In a continuing trend to support and enforce the gatekeeper role of trial courts, the United States Court of Appeals for the Fifth Circuit has once again spoken on an expert’s qualifications to testify under Daubert and Federal Rule of Evidence 702. In John L. Brown v. Illinois Central Railroad Company, __F.3d__ (January 28, 2013)(Case No. 11-60654), Brown claimed that Amtrak breached its statutory duty to blow its horn continuously within 900 feet of the crossing and that Illinois Central breached its common law duty to make an extrahazadous railroad crossing reasonably safe by installing active signal devices. In support of its claim, Brown tried to admit the testimony of Dr. Gary Long, who intended to testify that the crossing was extrahazadous and needed active signals. Illinois Central moved for summary judgment and sought to exclude Dr. Long’s testimony under Federal Rule of Evidence 702. The district court granted the motion for summary judgment and motion to exclude and Brown appealed claiming that excluding Dr. Long’s testimony was error and that the district court made no assessment whatsoever regarding Dr. Long’s qualifications to testify.
The Fifth Circuit reviewed the district court’s decision to exclude under the abuse of discretion standard and held that a district court abuses its discretion when its ruling is based on an erroneous view of the law or a clearly erroneous assessment of the evidence. The Fifth Circuit stated that a district court is further required to ensure the testimony is relevant and reliable and reliablilty is determned by making a preliminary assessment of whether the reasoning or methodology properly can be applied to the facts at issue. In Brown, Dr. Long was asked and testified as to why the crossing was, in his opinion, ultrahazadous. Counsel for Illinois Central directly asked Long why (paraphrasing) his testimony was reliable. Dr. Long responded that “it’s based on obviously education and experience.” As a result, the district court granted Illinios Central’s motion to exclude based on Federal Rule of Evidence 702 as explained under Daubert concluding that Dr. Long had failed to articulate a credible methoology to sustain his conclusions.

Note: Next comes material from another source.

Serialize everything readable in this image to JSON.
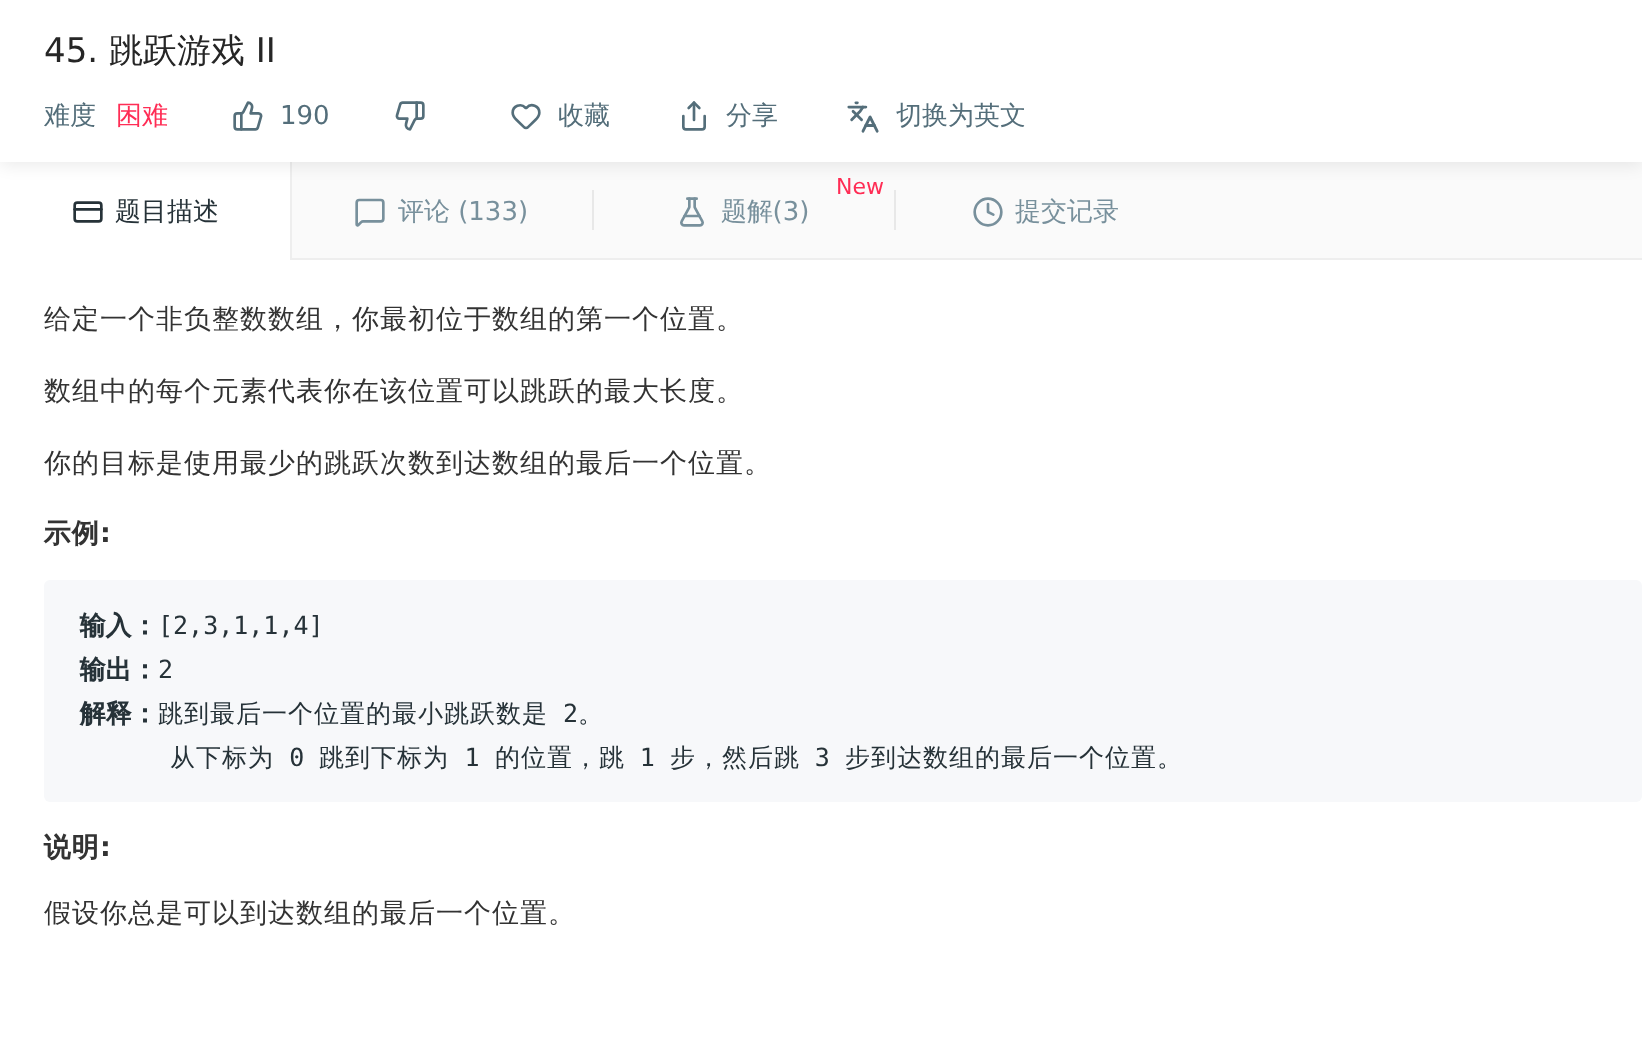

On appeal, the Fifth Circuit agreed and held to establish reliability under Daubert, an expert bears the burden of furnishing “some objective, independent validation of [his] methodolgy. The expert’s assurances that he had utilized generally accepted [principles] is insufficient.” The Fifth Circuit acknowledged that Dr. Long’s report professed to be based on the standards and customs of the transportation engineering profession and mentioned a variety of private and public guidelines and publications on roadway design and traffic control devices. However, the report failed to explain how any of the cited authorities supported Dr. Long’s conclusions relating to the narrow pavement, skewed angles, rough surface and steep incline of the crossing. The Fifth Circuit also rejected Dr. Long’s attempt to get around the objective standards available on the subject and his reliance on his own education, experience and opinion that standards to safety do not have to be adopted by an official agency to exist. In rejecting this and finding Dr. Long’s analysis “transparently subjective,” the Fifth Circuit held that “without more than creditionals and a subjective opinion, an expert’s testimony that it is so, is not admissible” and as a result, the district court did not abuse its discretion by excluding Dr. Long’s testimony.

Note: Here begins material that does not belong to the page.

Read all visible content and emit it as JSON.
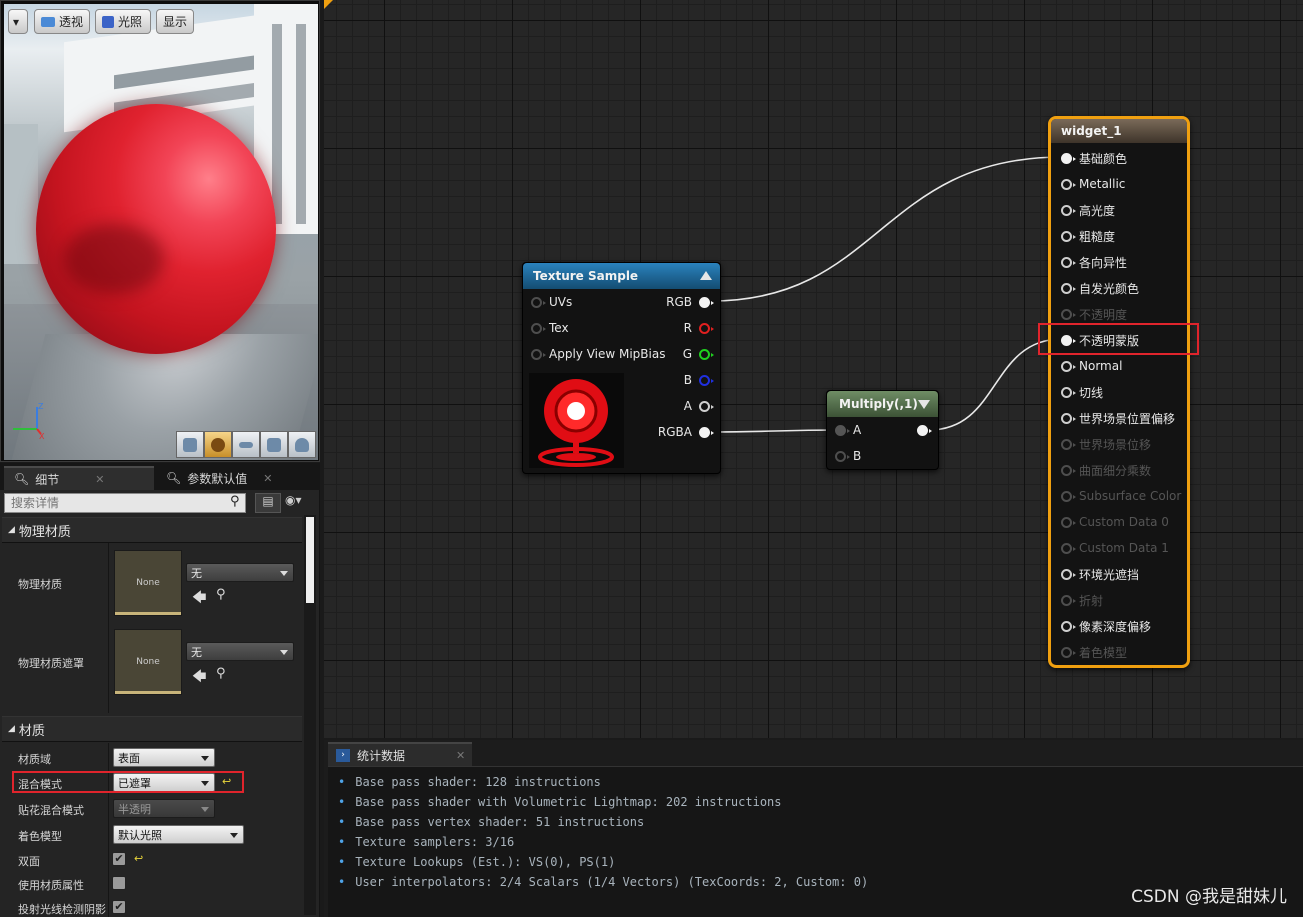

The opinions in this blog are the author’s and any comments, replies or suggestions should be sent to John Jones at JJONES@bickerstaff.com.